**Exercise requirements**.
All of the entries should be written out again exactly.
━━━ Task material ━━━
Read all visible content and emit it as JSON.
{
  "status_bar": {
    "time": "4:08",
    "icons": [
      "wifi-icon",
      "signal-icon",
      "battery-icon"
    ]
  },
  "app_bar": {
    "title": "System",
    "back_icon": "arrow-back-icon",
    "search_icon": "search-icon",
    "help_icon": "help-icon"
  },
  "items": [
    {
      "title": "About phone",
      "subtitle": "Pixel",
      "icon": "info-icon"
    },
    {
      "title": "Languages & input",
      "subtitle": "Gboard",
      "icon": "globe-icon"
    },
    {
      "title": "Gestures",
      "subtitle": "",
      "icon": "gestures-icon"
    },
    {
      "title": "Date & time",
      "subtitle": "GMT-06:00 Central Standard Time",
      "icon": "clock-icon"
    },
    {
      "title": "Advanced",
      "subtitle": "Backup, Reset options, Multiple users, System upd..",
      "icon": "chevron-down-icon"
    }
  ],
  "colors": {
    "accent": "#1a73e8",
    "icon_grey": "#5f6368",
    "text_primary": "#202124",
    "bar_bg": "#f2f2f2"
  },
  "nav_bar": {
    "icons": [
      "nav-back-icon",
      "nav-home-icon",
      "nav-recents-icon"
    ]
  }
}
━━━
**Exercise result**.
Read all visible content and emit it as JSON.
{
  "status_bar": {
    "time": "4:08",
    "icons": [
      "wifi-icon",
      "signal-icon",
      "battery-icon"
    ]
  },
  "app_bar": {
    "title": "System",
    "back_icon": "arrow-back-icon",
    "search_icon": "search-icon",
    "help_icon": "help-icon"
  },
  "items": [
    {
      "title": "About phone",
      "subtitle": "Pixel",
      "icon": "info-icon"
    },
    {
      "title": "Languages & input",
      "subtitle": "Gboard",
      "icon": "globe-icon"
    },
    {
      "title": "Gestures",
      "subtitle": "",
      "icon": "gestures-icon"
    },
    {
      "title": "Date & time",
      "subtitle": "GMT-06:00 Central Standard Time",
      "icon": "clock-icon"
    },
    {
      "title": "Advanced",
      "subtitle": "Backup, Reset options, Multiple users, System upd..",
      "icon": "chevron-down-icon"
    }
  ],
  "colors": {
    "accent": "#1a73e8",
    "icon_grey": "#5f6368",
    "text_primary": "#202124",
    "bar_bg": "#f2f2f2"
  },
  "nav_bar": {
    "icons": [
      "nav-back-icon",
      "nav-home-icon",
      "nav-recents-icon"
    ]
  }
}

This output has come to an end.